    I decided to turn off teh c: drive protection option and then try setting the level of security for each limited user and see if it worked. Alas I wasn't able to because I had to get back to work.

    So my question is this, why won't the seetings take? Is it really as simple as: set the settings first THEN turn on c: drive protection? That seems just a tad unusual. One would think that the program would allow for the admin to make on the fly changes with OUT having to turn a specific option on/off for the settings/changes to take. I mean, why can windows install the updates without having to turn of the c: drive protection but the system admin can't? That just seems a little strange to me so I think that something else is going on.

    Any ideas?

    My main objective is to make it so that the administrator level account (my account, which is the ONLY admin level account) is not visible on the welcome screen; that the media partition (d: drive) is not visible; that the limited users are locked from making computer changes; that any and all settings that I select in the windows steady state program stay; and that any changes to the system partition from the limited users do not stay.

    Am I doing something wrong during the installation/initial setup? any help and/or guidence would be very much appreciated. Thanks!

    -Andrew
    Monday, December 7, 2009 10:01 PM

Answers

  • Hi Andrew, did you receive the notification after changing settings and restarting the computer/logging off the user? If you log on as administrator and Windows Disk Protection is enabled, it should ask if you want to save the changes. If you do not receive them, those changes will be lost. Therefore, I suggest you either disable Windows Disk Protection or log on as "Administrator", change the setting and save it. Then, let's see if the settings are saved.

    Hope this helps!
    Sean Zhu - MSFT
    • Marked as answer by Sean Zhu - Monday, December 14, 2009 6:07 AM
    Thursday, December 10, 2009 7:59 AM

All replies

  • Hi Andrew, did you receive the notification after changing settings and restarting the computer/logging off the user? If you log on as administrator and Windows Disk Protection is enabled, it should ask if you want to save the changes. If you do not receive them, those changes will be lost. Therefore, I suggest you either disable Windows Disk Protection or log on as "Administrator", change the setting and save it. Then, let's see if the settings are saved.

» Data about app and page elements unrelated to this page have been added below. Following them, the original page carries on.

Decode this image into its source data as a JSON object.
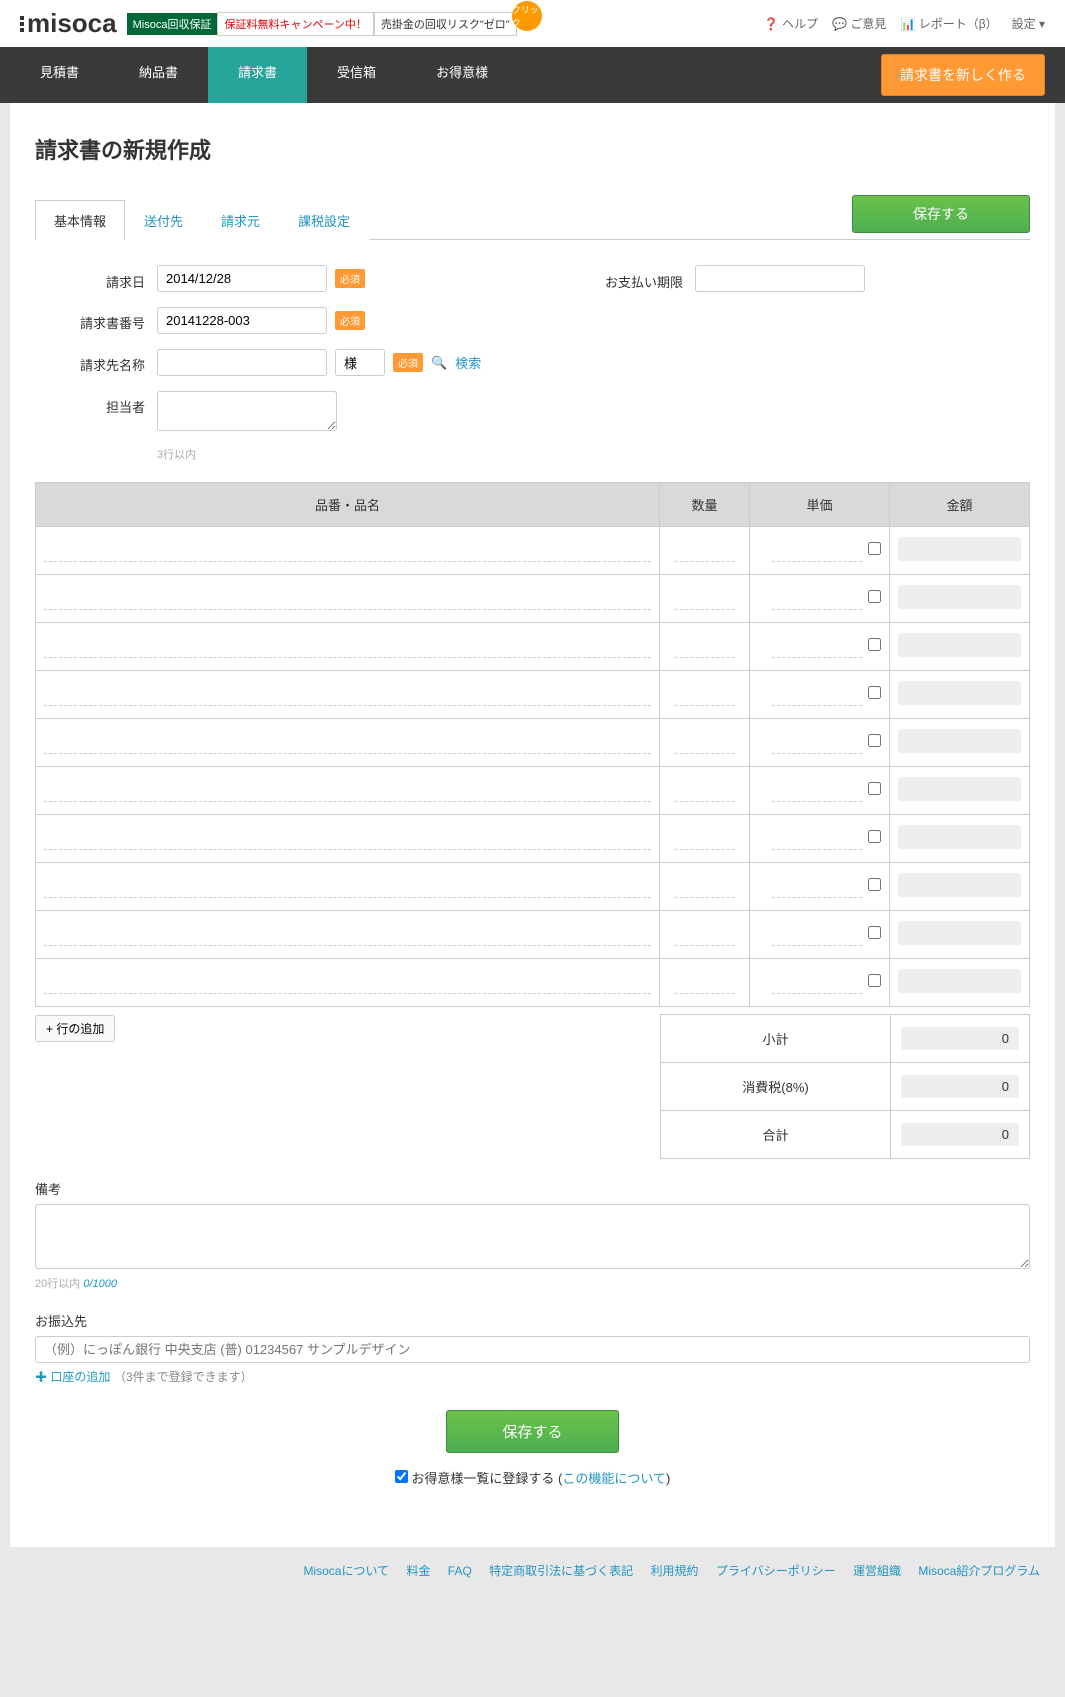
{
  "header": {
    "logo": "misoca",
    "promo": {
      "tag1": "Misoca回収保証",
      "tag2": "保証料無料キャンペーン中！",
      "tag3": "売掛金の回収リスク\"ゼロ\"",
      "click": "クリック"
    },
    "links": {
      "help": "ヘルプ",
      "feedback": "ご意見",
      "report": "レポート（β）",
      "settings": "設定"
    }
  },
  "nav": {
    "items": [
      "見積書",
      "納品書",
      "請求書",
      "受信箱",
      "お得意様"
    ],
    "cta": "請求書を新しく作る"
  },
  "page": {
    "title": "請求書の新規作成"
  },
  "tabs": {
    "items": [
      "基本情報",
      "送付先",
      "請求元",
      "課税設定"
    ],
    "save": "保存する"
  },
  "form": {
    "invoice_date": {
      "label": "請求日",
      "value": "2014/12/28",
      "required": "必須"
    },
    "due_date": {
      "label": "お支払い期限",
      "value": ""
    },
    "invoice_number": {
      "label": "請求書番号",
      "value": "20141228-003",
      "required": "必須"
    },
    "client_name": {
      "label": "請求先名称",
      "value": "",
      "honorific": "様",
      "required": "必須",
      "search": "検索"
    },
    "assignee": {
      "label": "担当者",
      "value": "",
      "note": "3行以内"
    }
  },
  "items_table": {
    "headers": {
      "desc": "品番・品名",
      "qty": "数量",
      "price": "単価",
      "amount": "金額"
    },
    "row_count": 10,
    "add_row": "+ 行の追加"
  },
  "totals": {
    "subtotal": {
      "label": "小計",
      "value": "0"
    },
    "tax": {
      "label": "消費税(8%)",
      "value": "0"
    },
    "total": {
      "label": "合計",
      "value": "0"
    }
  },
  "remarks": {
    "label": "備考",
    "counter_prefix": "20行以内 ",
    "counter": "0/1000"
  },
  "bank": {
    "label": "お振込先",
    "placeholder": "（例）にっぽん銀行 中央支店 (普) 01234567 サンプルデザイン",
    "add": "口座の追加",
    "add_note": "（3件まで登録できます）"
  },
  "bottom": {
    "save": "保存する",
    "register": "お得意様一覧に登録する",
    "register_link": "この機能について"
  },
  "footer": {
    "links": [
      "Misocaについて",
      "料金",
      "FAQ",
      "特定商取引法に基づく表記",
      "利用規約",
      "プライバシーポリシー",
      "運営組織",
      "Misoca紹介プログラム"
    ]
  }
}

    Hope this helps!
    Sean Zhu - MSFT
    • Marked as answer by Sean Zhu - Monday, December 14, 2009 6:07 AM
    Thursday, December 10, 2009 7:59 AM
  • Just as an aside, if all they want to do is keep their daughter from accessing certain sites, it may be a bit easier to do it through their router. OpenDNS has a few features (all free, you may have to sign up) where you can block certain websites from within their dashboard. I think they can also block certain programs from being installed but you will need to look.
          Also, if its possible to get a copy of XP Professional, install that and make the daughters account a limited account which should prohibit the installation of those p2p programs.

    Hope that helps,

    Philip

    Jealousy is not proof of love, nor proof of emotional immaturity
    Saturday, December 12, 2009 9:49 PM